It fell but it did not last long enough for any major snowpeople to be constructed. A hard frost replaced the softness of the fluffy flakes and any water that was not moving froze.
The children found new amusement in walking on water troughs. And our DPD driver – who regularly laments the impact that our pothole-laden lane has on her van - was happy for once with a smooth passage to our house.
We all know that screen time is unhealthy for adults so I am worried that we are now foisting this on our young children for an unknown period of time
Last Sunday night we received several emails from the girls’ school outlining the week ahead. I am nervous as to how long schools will be closed and for how long children will have to suffer their parents’ unqualified attempts at fulfilling their educational needs.
Last week, Ryan Tubridy spoke of how parents should not feel guilty about putting the children in front of the TV for a few hours to watch the RTÉ educational shows. We all know that screen time is unhealthy for adults so I am worried that we are now foisting this on our young children for an unknown period of time.
The 2021 BT Young Scientists exhibition was won by Cork student, Greg Tarr, who developed a piece of software that can detect “deepfake” videos on social media. This comes at a time when we are purposely introducing our children to “online resources”. Well done to Greg, but it does little to stem my concern.
There are lots of ways we learn in life and one of those ways is through the influence of our parents
Sometimes the path is not clear in education, but it is never too late to go back to learning. I have spoken to several artists, who use the Irish countryside as the inspiration for their work. We start with Samuel Scomparin, a lawyer by education, who honed his artistic skills with a group of older ladies in his local library.
There are lots of ways we learn in life and one of those ways is through the influence of our parents.

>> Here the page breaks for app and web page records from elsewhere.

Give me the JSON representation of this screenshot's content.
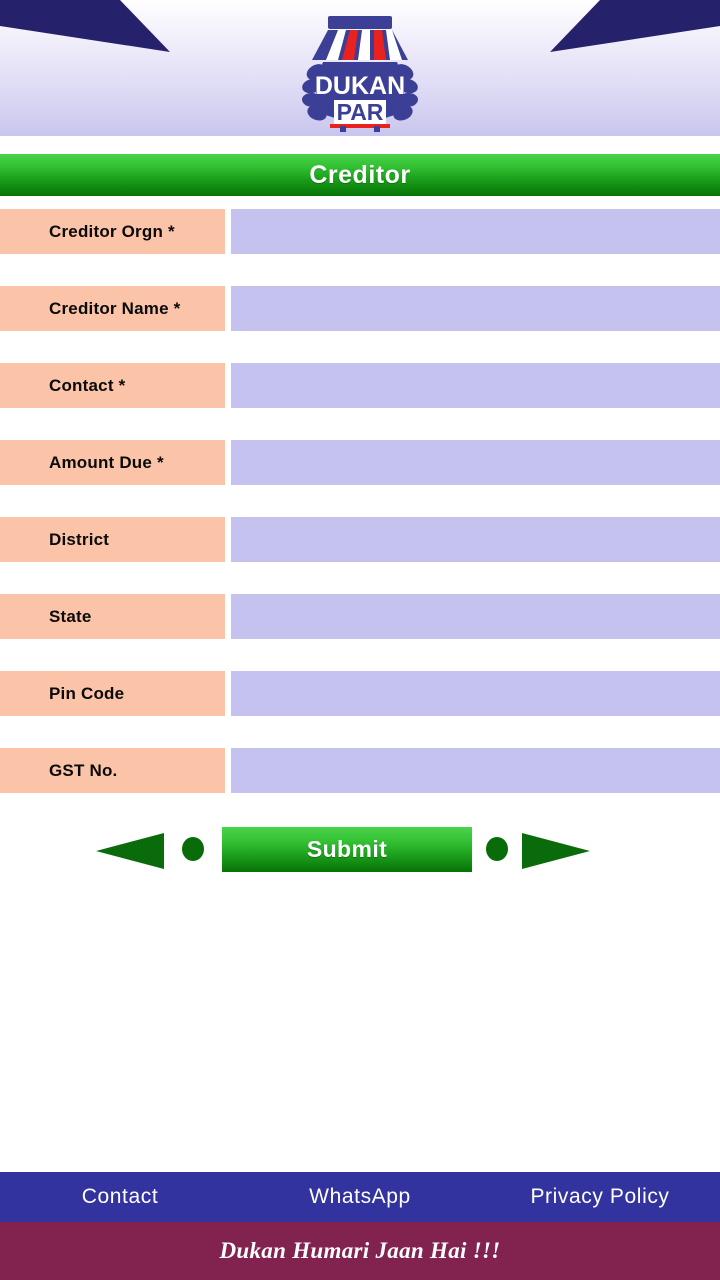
{
  "header": {
    "logo": {
      "brand_top": "DUKAN",
      "brand_bottom": "PAR",
      "awning_stripe_colors": [
        "#3b3f96",
        "#ffffff",
        "#e8231f"
      ],
      "badge_color": "#3b3f96",
      "wing_color": "#25226b"
    }
  },
  "page": {
    "title": "Creditor",
    "title_bar_color_top": "#4ad34a",
    "title_bar_color_bottom": "#057405"
  },
  "form": {
    "label_bg": "#fbc3a7",
    "input_bg": "#c5c2f0",
    "fields": [
      {
        "label": "Creditor Orgn *",
        "value": "",
        "placeholder": ""
      },
      {
        "label": "Creditor Name *",
        "value": "",
        "placeholder": ""
      },
      {
        "label": "Contact *",
        "value": "",
        "placeholder": ""
      },
      {
        "label": "Amount Due *",
        "value": "",
        "placeholder": ""
      },
      {
        "label": "District",
        "value": "",
        "placeholder": ""
      },
      {
        "label": "State",
        "value": "",
        "placeholder": ""
      },
      {
        "label": "Pin Code",
        "value": "",
        "placeholder": ""
      },
      {
        "label": "GST No.",
        "value": "",
        "placeholder": ""
      }
    ]
  },
  "actions": {
    "prev_icon": "triangle-left-icon",
    "prev_dot_icon": "circle-icon",
    "submit_label": "Submit",
    "next_dot_icon": "circle-icon",
    "next_icon": "triangle-right-icon",
    "arrow_color": "#0a6b0a"
  },
  "footer": {
    "nav_bg": "#33339f",
    "items": [
      {
        "label": "Contact"
      },
      {
        "label": "WhatsApp"
      },
      {
        "label": "Privacy Policy"
      }
    ],
    "tagline": "Dukan Humari Jaan Hai !!!",
    "tagline_bg": "#82234f"
  }
}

Those experiences can inspire us in later life.
One of the positives that has come about since the New Year was the arrival on social media timelines of the #run1000 initiative

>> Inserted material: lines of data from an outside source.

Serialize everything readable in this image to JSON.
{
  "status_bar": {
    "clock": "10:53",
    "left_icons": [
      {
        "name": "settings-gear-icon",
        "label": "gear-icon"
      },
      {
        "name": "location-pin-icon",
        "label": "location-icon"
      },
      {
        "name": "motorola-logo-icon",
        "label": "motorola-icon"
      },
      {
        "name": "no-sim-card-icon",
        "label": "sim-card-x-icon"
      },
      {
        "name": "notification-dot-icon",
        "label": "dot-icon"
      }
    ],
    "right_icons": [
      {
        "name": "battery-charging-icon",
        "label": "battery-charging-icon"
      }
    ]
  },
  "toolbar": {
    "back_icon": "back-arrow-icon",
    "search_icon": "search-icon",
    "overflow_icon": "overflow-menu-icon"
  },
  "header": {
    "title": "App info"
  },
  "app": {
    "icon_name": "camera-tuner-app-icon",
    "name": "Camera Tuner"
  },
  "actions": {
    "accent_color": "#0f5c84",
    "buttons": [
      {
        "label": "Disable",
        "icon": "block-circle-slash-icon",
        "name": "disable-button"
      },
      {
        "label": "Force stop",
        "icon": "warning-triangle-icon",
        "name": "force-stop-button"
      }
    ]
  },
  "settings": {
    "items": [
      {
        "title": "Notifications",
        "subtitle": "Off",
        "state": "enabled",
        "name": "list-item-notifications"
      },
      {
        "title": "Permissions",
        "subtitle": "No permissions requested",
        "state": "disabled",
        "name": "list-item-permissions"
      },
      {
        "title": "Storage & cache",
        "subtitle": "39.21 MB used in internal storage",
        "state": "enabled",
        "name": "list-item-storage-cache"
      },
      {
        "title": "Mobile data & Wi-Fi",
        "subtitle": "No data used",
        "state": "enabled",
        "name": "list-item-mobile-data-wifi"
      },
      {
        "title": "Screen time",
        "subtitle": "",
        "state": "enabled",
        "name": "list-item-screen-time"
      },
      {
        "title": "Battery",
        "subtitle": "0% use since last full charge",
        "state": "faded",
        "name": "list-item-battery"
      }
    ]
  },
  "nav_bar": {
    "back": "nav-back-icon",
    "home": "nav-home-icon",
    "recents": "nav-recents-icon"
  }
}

Rosemary Cleary O’Shea (this week’s cover feature), is an example of this unintended education. Rosemary grew up consuming the products that she is now producing on the farm. Although the knowledge was there from her own experience, she utilised the expertise of Eddie O’Neill in Teagasc, Moorepark, to get her products to market.
One of the positives that has come about since the New Year was the arrival on social media timelines of the #run1000 initiative. One champion of this initiative is our agri solicitor Aisling Meehan. Monies raised are in support of Embrace Farm. Aisling writes this week on where responsibilities lie in relation to fallen trees, an issue that is always of concern when the weather is against us at this time of year.

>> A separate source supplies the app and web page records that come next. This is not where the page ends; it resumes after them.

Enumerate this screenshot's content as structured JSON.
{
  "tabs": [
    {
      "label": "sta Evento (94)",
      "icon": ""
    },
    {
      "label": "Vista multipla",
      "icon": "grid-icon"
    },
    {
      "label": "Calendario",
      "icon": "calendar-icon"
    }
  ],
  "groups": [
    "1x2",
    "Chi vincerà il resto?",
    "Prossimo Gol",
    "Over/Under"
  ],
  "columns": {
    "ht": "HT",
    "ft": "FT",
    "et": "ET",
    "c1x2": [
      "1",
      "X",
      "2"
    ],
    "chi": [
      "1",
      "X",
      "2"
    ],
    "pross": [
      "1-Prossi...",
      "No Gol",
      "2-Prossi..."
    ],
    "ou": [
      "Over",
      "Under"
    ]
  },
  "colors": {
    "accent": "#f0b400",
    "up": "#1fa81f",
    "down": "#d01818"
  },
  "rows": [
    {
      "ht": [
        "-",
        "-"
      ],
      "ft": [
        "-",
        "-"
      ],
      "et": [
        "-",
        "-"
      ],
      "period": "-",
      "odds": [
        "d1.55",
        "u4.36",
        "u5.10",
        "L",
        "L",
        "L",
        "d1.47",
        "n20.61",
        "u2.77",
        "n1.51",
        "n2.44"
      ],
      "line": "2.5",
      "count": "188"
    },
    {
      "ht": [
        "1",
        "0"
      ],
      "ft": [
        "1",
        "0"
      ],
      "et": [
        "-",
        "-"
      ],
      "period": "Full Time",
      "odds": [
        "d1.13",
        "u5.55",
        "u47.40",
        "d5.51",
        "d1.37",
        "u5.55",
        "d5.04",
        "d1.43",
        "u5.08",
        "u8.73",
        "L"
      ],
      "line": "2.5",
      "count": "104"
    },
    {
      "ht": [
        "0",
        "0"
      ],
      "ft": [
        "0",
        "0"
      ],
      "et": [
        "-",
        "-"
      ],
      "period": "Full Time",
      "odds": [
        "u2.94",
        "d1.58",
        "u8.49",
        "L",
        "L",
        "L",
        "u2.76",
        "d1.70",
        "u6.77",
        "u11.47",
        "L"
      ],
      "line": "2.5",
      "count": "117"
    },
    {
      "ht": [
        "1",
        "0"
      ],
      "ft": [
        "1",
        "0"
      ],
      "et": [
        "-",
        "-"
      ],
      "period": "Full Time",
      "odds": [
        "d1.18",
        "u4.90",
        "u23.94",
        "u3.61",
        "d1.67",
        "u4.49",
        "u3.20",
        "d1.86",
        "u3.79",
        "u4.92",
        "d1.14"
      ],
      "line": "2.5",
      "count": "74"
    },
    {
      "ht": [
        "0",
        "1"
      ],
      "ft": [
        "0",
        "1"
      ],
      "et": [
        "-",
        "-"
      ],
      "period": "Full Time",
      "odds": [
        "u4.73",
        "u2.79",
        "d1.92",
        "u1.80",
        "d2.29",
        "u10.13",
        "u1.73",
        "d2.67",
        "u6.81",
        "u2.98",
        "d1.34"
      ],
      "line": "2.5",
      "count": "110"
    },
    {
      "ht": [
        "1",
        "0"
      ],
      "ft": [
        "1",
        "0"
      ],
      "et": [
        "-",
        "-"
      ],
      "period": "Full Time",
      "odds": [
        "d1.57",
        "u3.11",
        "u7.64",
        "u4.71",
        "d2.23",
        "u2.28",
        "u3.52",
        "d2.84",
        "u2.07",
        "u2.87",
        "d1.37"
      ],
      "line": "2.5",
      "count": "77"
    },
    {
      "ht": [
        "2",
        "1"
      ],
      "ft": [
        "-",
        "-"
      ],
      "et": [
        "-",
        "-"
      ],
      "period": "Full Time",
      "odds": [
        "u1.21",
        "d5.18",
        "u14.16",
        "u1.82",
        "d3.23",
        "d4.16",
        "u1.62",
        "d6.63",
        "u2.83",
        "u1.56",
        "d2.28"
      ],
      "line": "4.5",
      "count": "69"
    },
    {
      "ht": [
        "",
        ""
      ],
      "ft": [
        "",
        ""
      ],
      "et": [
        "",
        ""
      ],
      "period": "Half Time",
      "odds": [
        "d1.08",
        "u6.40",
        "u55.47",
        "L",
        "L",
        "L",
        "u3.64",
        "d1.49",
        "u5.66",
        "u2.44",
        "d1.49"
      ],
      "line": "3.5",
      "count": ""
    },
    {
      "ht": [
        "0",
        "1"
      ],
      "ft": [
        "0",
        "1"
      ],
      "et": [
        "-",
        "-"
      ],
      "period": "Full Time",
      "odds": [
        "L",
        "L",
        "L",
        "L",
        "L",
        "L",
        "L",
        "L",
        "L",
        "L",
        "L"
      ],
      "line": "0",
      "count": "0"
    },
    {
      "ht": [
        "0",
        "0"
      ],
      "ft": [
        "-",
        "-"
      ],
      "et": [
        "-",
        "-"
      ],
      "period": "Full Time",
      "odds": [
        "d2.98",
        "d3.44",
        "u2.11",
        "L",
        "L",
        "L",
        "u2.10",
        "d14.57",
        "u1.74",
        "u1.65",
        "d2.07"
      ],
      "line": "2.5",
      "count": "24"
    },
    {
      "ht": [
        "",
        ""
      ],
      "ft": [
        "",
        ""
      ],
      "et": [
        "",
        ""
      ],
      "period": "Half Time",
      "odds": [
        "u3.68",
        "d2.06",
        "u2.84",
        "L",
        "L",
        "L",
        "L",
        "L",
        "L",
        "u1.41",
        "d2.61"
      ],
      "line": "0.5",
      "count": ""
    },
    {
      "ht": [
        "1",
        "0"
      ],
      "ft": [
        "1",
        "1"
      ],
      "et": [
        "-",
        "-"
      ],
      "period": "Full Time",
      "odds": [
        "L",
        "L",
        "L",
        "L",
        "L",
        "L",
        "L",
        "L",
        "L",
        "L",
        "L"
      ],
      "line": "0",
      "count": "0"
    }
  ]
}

Our team in Irish Country Living are supporting Aisling’s effort and have promised to clock a few extra miles to cover for my convalescence. If you are thinking of hitting the roads, read our interview with Cormac Byrne from Bluezone Fitness. Cormac, who was diagnosed with Crohn’s disease in his teens, realised that while there was little he could do about it other than manage his own illness, most others had the option to be healthier. This inspired him and, despite COVID-19, his business is expanding. Exercise is good for the body and good for the mind, just be careful with frozen potholes.